TASK STATEMENT:
Scan the entries below for the word "content" and copy every line in which it occurs.

[Interface dataset entries]

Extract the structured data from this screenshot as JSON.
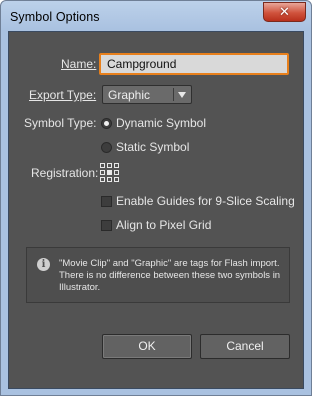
{
  "window": {
    "title": "Symbol Options",
    "close_glyph": "✕"
  },
  "name_field": {
    "label": "Name:",
    "value": "Campground"
  },
  "export_type": {
    "label": "Export Type:",
    "selected": "Graphic",
    "icon": "chevron-down-icon"
  },
  "symbol_type": {
    "label": "Symbol Type:",
    "options": [
      {
        "label": "Dynamic Symbol",
        "checked": true
      },
      {
        "label": "Static Symbol",
        "checked": false
      }
    ]
  },
  "registration": {
    "label": "Registration:",
    "icon": "registration-grid-icon"
  },
  "checkboxes": [
    {
      "label": "Enable Guides for 9-Slice Scaling",
      "checked": false
    },
    {
      "label": "Align to Pixel Grid",
      "checked": false
    }
  ],
  "info": {
    "icon": "info-icon",
    "glyph": "i",
    "text": "\"Movie Clip\" and \"Graphic\" are tags for Flash import. There is no difference between these two symbols in Illustrator."
  },
  "buttons": {
    "ok": "OK",
    "cancel": "Cancel"
  },
  "colors": {
    "panel": "#535353",
    "accent_focus": "#e8801c",
    "titlebar": "#a9c1e0"
  }
}
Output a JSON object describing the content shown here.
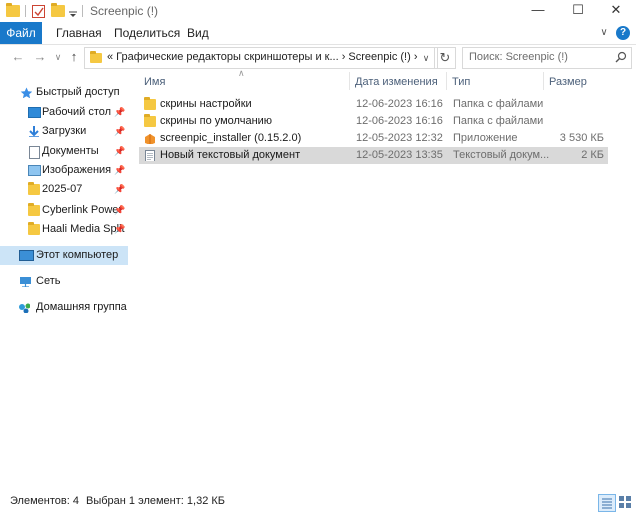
{
  "window": {
    "title": "Screenpic (!)",
    "minimize": "—",
    "maximize": "☐",
    "close": "✕"
  },
  "ribbon": {
    "tabs": [
      "Файл",
      "Главная",
      "Поделиться",
      "Вид"
    ],
    "expand": "∨",
    "help": "?"
  },
  "nav": {
    "back": "←",
    "forward": "→",
    "recent": "∨",
    "up": "↑"
  },
  "address": {
    "path": "«  Графические редакторы скриншотеры и к...  ›  Screenpic (!)  ›",
    "dropdown": "∨",
    "refresh": "↻"
  },
  "search": {
    "placeholder": "Поиск: Screenpic (!)"
  },
  "navpane": {
    "items": [
      {
        "label": "Быстрый доступ",
        "icon": "star-icon"
      },
      {
        "label": "Рабочий стол",
        "icon": "desktop-icon",
        "pinned": true
      },
      {
        "label": "Загрузки",
        "icon": "download-icon",
        "pinned": true
      },
      {
        "label": "Документы",
        "icon": "documents-icon",
        "pinned": true
      },
      {
        "label": "Изображения",
        "icon": "pictures-icon",
        "pinned": true
      },
      {
        "label": "2025-07",
        "icon": "folder-icon",
        "pinned": true
      },
      {
        "label": "Cyberlink Power",
        "icon": "folder-icon",
        "pinned": true
      },
      {
        "label": "Haali Media Split",
        "icon": "folder-icon",
        "pinned": true
      },
      {
        "label": "Этот компьютер",
        "icon": "computer-icon",
        "selected": true
      },
      {
        "label": "Сеть",
        "icon": "network-icon"
      },
      {
        "label": "Домашняя группа",
        "icon": "homegroup-icon"
      }
    ],
    "pin_glyph": "📌"
  },
  "columns": {
    "name": "Имя",
    "date": "Дата изменения",
    "type": "Тип",
    "size": "Размер",
    "sort_glyph": "∧"
  },
  "files": [
    {
      "name": "скрины настройки",
      "date": "12-06-2023 16:16",
      "type": "Папка с файлами",
      "size": "",
      "icon": "folder-icon"
    },
    {
      "name": "скрины по умолчанию",
      "date": "12-06-2023 16:16",
      "type": "Папка с файлами",
      "size": "",
      "icon": "folder-icon"
    },
    {
      "name": "screenpic_installer (0.15.2.0)",
      "date": "12-05-2023 12:32",
      "type": "Приложение",
      "size": "3 530 КБ",
      "icon": "installer-icon"
    },
    {
      "name": "Новый текстовый документ",
      "date": "12-05-2023 13:35",
      "type": "Текстовый докум...",
      "size": "2 КБ",
      "icon": "text-file-icon",
      "selected": true
    }
  ],
  "status": {
    "count": "Элементов: 4",
    "selection": "Выбран 1 элемент: 1,32 КБ"
  },
  "colors": {
    "accent": "#1979ca",
    "nav_selected": "#cce4f7",
    "row_selected": "#d9d9d9",
    "folder": "#f5c842"
  }
}
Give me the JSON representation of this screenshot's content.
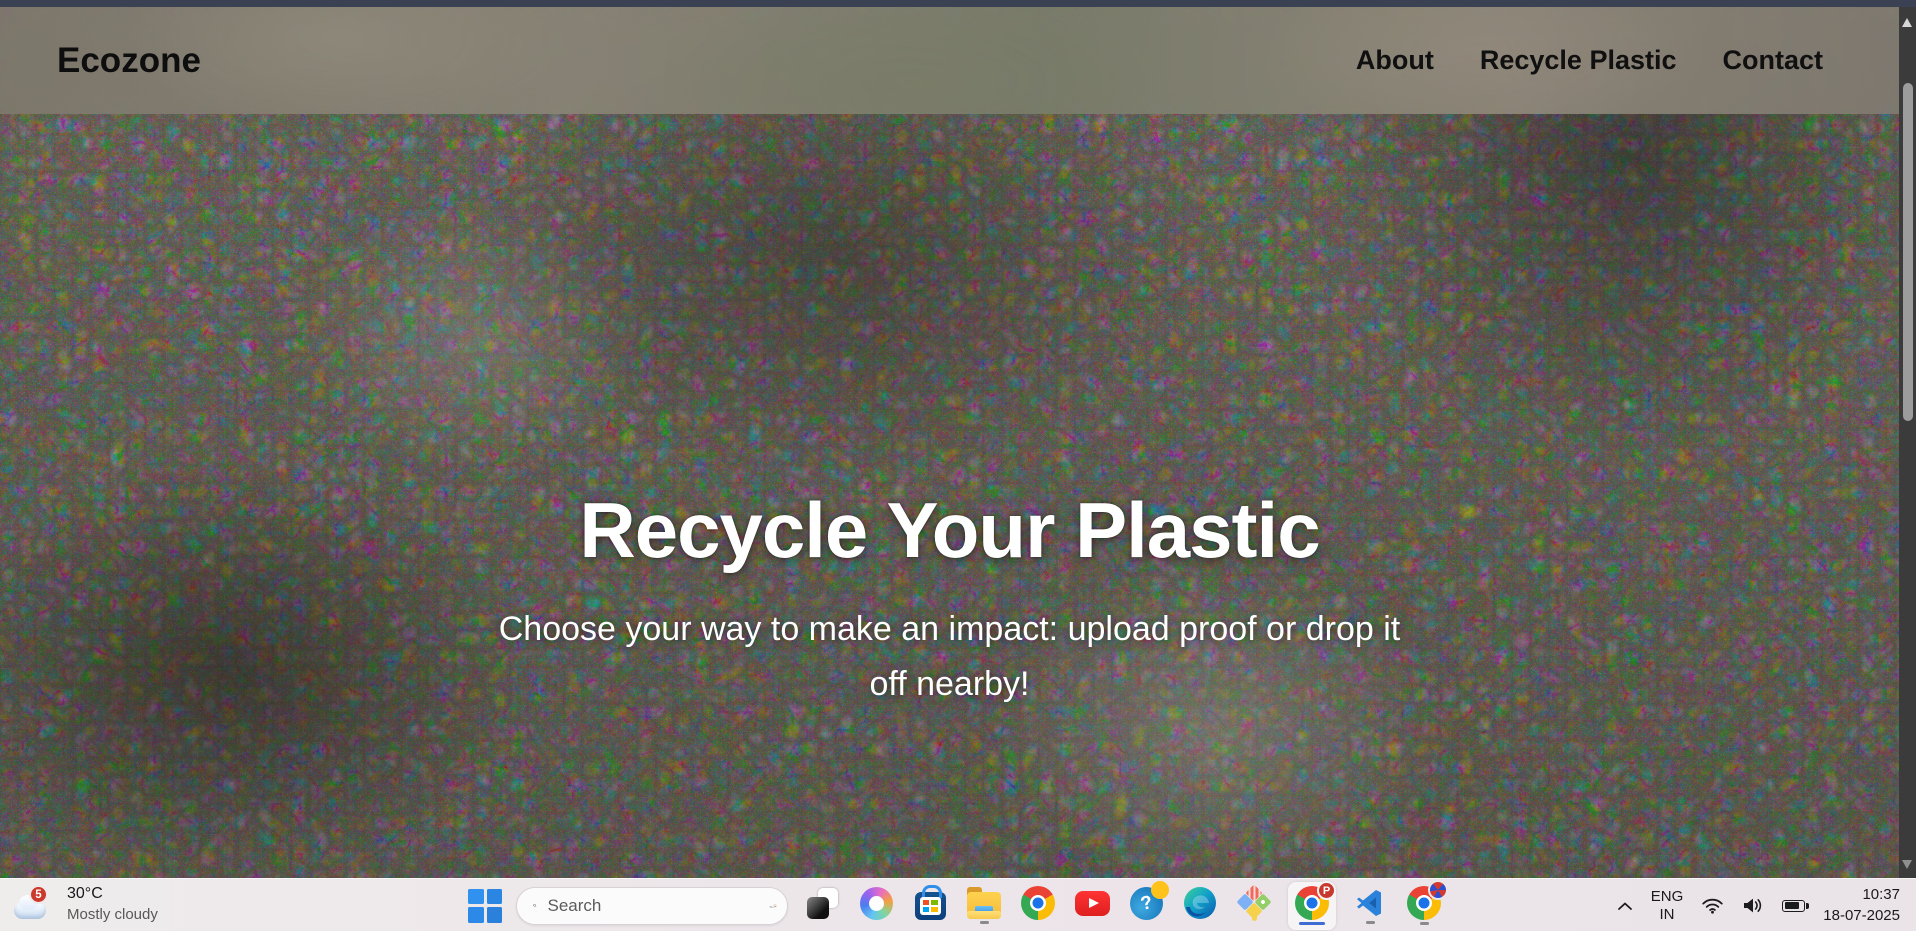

EXERCISE RESPONSE:
Output a JSON object describing the content shown here.
Give me the JSON representation of this screenshot's content.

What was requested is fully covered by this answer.